Repeat the records below exactly as they appear, leaving out any pictures.

════════

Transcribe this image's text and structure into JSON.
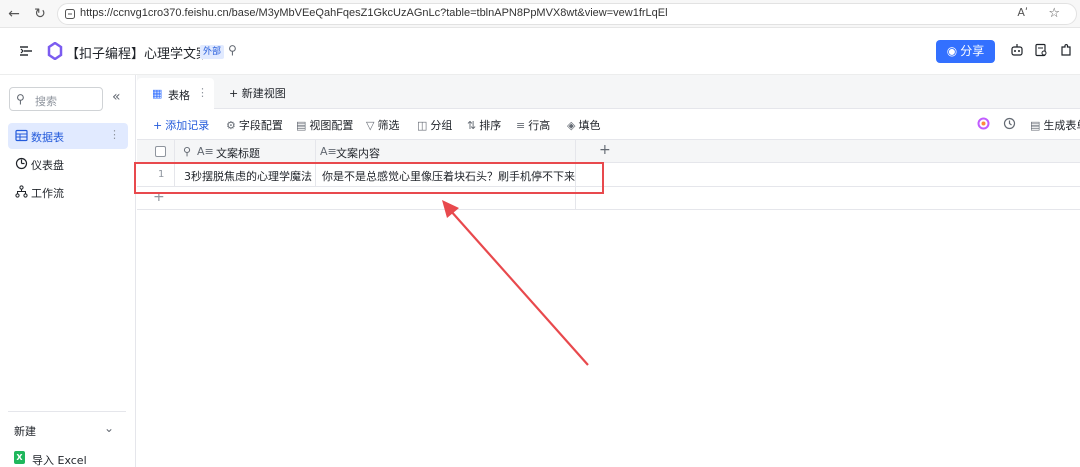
{
  "browser": {
    "url": "https://ccnvg1cro370.feishu.cn/base/M3yMbVEeQahFqesZ1GkcUzAGnLc?table=tblnAPN8PpMVX8wt&view=vew1frLqEl",
    "read_aloud_label": "Aʹ"
  },
  "header": {
    "title": "【扣子编程】心理学文案",
    "badge": "外部",
    "share_label": "分享"
  },
  "sidebar": {
    "search_placeholder": "搜索",
    "items": [
      {
        "label": "数据表",
        "icon": "table-icon",
        "active": true
      },
      {
        "label": "仪表盘",
        "icon": "dashboard-icon",
        "active": false
      },
      {
        "label": "工作流",
        "icon": "workflow-icon",
        "active": false
      }
    ],
    "new_label": "新建",
    "import_excel_label": "导入 Excel"
  },
  "tabs": {
    "active_tab": "表格",
    "new_view": "新建视图"
  },
  "toolbar": {
    "add_record": "添加记录",
    "field_config": "字段配置",
    "view_config": "视图配置",
    "filter": "筛选",
    "group": "分组",
    "sort": "排序",
    "row_height": "行高",
    "fill_color": "填色",
    "generate": "生成表单"
  },
  "grid": {
    "columns": [
      "文案标题",
      "文案内容"
    ],
    "rows": [
      {
        "num": "1",
        "title": "3秒摆脱焦虑的心理学魔法",
        "content": "你是不是总感觉心里像压着块石头？刷手机停不下来..."
      }
    ]
  },
  "colors": {
    "accent": "#3370ff",
    "annotation": "#e8494d"
  }
}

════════

* **THE ANSWER**:
Transcribe this image's text and structure into JSON.
{
  "browser": {
    "url": "https://ccnvg1cro370.feishu.cn/base/M3yMbVEeQahFqesZ1GkcUzAGnLc?table=tblnAPN8PpMVX8wt&view=vew1frLqEl",
    "read_aloud_label": "Aʹ"
  },
  "header": {
    "title": "【扣子编程】心理学文案",
    "badge": "外部",
    "share_label": "分享"
  },
  "sidebar": {
    "search_placeholder": "搜索",
    "items": [
      {
        "label": "数据表",
        "icon": "table-icon",
        "active": true
      },
      {
        "label": "仪表盘",
        "icon": "dashboard-icon",
        "active": false
      },
      {
        "label": "工作流",
        "icon": "workflow-icon",
        "active": false
      }
    ],
    "new_label": "新建",
    "import_excel_label": "导入 Excel"
  },
  "tabs": {
    "active_tab": "表格",
    "new_view": "新建视图"
  },
  "toolbar": {
    "add_record": "添加记录",
    "field_config": "字段配置",
    "view_config": "视图配置",
    "filter": "筛选",
    "group": "分组",
    "sort": "排序",
    "row_height": "行高",
    "fill_color": "填色",
    "generate": "生成表单"
  },
  "grid": {
    "columns": [
      "文案标题",
      "文案内容"
    ],
    "rows": [
      {
        "num": "1",
        "title": "3秒摆脱焦虑的心理学魔法",
        "content": "你是不是总感觉心里像压着块石头？刷手机停不下来..."
      }
    ]
  },
  "colors": {
    "accent": "#3370ff",
    "annotation": "#e8494d"
  }
}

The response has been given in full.